Data records
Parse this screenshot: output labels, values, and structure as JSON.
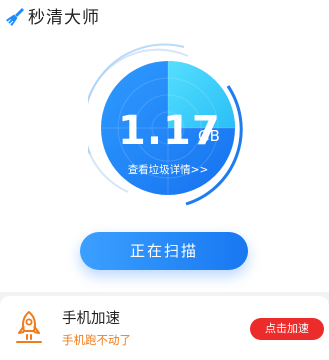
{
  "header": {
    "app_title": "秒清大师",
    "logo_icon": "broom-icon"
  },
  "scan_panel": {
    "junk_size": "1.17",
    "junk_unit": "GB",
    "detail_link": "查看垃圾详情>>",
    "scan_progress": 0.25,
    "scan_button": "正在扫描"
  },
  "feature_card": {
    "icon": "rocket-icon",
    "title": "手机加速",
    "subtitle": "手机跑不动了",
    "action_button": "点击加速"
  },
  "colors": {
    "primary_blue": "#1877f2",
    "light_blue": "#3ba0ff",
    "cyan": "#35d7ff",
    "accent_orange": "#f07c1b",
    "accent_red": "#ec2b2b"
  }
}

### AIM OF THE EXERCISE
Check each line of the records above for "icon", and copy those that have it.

### ANSWER BOX
    "logo_icon": "broom-icon"
    "icon": "rocket-icon",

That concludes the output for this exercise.